**The records**

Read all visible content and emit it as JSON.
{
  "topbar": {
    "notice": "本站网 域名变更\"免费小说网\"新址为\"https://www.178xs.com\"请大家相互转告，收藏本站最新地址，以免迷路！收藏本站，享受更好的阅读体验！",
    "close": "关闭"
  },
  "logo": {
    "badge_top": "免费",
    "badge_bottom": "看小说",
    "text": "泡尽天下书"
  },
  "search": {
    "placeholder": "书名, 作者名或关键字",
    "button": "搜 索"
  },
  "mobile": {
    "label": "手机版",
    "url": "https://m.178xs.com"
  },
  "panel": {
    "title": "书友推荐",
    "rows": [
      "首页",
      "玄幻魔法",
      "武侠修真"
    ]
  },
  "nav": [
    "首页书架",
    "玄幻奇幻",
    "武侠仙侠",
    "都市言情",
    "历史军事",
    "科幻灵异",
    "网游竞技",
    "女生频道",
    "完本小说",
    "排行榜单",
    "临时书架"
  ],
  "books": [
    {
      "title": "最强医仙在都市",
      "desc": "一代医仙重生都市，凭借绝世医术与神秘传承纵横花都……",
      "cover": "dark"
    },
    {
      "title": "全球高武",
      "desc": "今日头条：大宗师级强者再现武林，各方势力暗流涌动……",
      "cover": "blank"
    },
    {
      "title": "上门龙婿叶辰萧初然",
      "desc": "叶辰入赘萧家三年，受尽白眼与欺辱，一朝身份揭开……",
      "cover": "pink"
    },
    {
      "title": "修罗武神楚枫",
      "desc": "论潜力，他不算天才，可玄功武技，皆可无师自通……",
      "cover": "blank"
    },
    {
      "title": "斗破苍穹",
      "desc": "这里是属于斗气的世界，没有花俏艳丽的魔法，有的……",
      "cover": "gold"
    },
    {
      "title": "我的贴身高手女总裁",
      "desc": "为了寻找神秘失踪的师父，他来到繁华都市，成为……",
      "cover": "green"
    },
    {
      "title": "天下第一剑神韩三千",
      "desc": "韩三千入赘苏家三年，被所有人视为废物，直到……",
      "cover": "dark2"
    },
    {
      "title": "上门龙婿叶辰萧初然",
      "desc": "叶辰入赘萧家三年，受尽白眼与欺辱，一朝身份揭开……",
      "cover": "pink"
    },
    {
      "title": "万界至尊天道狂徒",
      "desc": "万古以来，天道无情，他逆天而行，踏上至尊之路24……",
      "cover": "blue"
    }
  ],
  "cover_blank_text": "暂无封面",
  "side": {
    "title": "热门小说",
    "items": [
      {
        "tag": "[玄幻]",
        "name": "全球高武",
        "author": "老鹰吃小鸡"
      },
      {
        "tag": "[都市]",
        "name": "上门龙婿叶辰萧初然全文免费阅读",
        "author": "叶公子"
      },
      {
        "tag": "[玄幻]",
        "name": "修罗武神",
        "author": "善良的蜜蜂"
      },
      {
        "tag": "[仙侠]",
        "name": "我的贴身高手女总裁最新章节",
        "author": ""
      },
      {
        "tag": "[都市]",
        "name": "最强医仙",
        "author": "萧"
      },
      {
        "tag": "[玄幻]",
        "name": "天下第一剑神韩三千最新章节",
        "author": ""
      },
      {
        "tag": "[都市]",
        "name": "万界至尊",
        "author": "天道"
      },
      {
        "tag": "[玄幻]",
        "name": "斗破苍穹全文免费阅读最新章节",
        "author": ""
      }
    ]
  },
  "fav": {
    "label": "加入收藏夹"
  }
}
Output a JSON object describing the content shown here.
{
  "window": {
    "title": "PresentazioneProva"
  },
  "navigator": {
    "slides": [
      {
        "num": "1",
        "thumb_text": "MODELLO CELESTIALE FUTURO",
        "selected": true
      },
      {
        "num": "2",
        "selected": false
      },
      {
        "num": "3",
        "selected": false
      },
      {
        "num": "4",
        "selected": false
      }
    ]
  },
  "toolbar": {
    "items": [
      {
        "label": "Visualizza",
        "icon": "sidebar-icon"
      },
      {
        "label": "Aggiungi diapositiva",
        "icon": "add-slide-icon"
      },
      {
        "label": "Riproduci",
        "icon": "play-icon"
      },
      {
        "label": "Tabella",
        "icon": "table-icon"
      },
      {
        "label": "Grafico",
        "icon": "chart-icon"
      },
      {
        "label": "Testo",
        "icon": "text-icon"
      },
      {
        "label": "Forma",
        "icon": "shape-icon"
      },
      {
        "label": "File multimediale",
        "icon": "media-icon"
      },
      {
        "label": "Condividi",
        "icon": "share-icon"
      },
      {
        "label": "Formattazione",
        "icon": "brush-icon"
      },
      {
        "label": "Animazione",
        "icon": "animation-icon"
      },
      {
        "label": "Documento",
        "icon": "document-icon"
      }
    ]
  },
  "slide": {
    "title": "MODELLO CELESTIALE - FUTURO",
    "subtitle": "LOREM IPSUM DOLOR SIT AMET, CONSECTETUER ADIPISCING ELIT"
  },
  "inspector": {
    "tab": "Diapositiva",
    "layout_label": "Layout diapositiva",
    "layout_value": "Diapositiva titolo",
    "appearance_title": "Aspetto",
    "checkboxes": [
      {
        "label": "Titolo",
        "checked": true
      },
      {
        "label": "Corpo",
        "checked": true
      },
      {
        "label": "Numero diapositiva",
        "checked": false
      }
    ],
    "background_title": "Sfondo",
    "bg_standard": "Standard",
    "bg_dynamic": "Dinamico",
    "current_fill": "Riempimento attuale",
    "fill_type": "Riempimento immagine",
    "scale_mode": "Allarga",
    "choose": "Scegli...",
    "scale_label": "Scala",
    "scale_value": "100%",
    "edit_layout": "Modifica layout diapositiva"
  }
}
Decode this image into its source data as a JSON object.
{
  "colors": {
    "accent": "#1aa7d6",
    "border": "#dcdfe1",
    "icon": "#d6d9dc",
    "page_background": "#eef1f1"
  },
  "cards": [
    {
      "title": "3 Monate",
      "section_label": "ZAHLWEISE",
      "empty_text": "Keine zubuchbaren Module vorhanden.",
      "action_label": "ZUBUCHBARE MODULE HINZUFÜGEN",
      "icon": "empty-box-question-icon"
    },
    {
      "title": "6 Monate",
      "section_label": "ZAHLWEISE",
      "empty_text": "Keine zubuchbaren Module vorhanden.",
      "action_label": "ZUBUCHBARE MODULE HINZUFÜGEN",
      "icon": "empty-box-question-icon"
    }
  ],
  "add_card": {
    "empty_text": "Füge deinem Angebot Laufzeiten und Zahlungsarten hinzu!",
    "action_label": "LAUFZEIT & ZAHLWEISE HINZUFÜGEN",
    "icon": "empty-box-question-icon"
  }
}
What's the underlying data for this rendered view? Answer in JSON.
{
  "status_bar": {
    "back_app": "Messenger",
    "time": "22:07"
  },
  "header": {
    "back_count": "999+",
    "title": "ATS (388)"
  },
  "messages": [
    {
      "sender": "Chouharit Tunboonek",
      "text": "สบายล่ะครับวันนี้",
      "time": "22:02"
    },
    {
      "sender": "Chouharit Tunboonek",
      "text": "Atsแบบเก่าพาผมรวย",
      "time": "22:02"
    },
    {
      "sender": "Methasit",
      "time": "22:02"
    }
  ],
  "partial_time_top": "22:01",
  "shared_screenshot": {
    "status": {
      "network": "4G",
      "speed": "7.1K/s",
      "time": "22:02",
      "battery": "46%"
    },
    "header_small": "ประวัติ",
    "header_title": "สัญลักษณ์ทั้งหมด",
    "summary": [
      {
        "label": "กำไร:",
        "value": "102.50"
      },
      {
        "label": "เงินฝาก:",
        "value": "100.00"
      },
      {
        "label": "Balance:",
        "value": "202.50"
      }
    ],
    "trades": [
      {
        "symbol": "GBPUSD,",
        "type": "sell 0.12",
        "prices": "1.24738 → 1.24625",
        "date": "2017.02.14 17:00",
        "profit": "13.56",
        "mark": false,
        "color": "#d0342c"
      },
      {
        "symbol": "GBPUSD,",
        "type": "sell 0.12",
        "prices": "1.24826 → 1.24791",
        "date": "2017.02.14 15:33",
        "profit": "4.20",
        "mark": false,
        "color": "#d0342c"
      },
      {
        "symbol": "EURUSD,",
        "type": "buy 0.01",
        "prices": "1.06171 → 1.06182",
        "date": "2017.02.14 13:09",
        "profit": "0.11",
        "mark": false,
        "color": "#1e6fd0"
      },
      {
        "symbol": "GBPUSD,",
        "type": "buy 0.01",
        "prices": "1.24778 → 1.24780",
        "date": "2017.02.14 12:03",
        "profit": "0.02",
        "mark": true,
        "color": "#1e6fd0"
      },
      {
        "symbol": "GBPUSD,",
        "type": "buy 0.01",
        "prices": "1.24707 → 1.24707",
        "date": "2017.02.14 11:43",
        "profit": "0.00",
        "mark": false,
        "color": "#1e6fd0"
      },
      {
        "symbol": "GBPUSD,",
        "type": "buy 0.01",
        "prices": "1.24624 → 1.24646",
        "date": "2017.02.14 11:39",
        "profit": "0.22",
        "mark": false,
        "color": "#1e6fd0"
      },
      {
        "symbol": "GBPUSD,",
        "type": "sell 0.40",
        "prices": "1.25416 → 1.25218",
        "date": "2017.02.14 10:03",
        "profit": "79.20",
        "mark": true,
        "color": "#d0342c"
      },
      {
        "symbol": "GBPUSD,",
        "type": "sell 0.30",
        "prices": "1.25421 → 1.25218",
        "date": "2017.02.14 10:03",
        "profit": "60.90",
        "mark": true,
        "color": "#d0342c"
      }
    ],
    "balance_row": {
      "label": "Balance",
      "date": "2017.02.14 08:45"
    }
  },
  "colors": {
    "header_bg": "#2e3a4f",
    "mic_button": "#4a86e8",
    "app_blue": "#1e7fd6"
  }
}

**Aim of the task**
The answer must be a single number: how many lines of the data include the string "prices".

**Response to this exercise**
8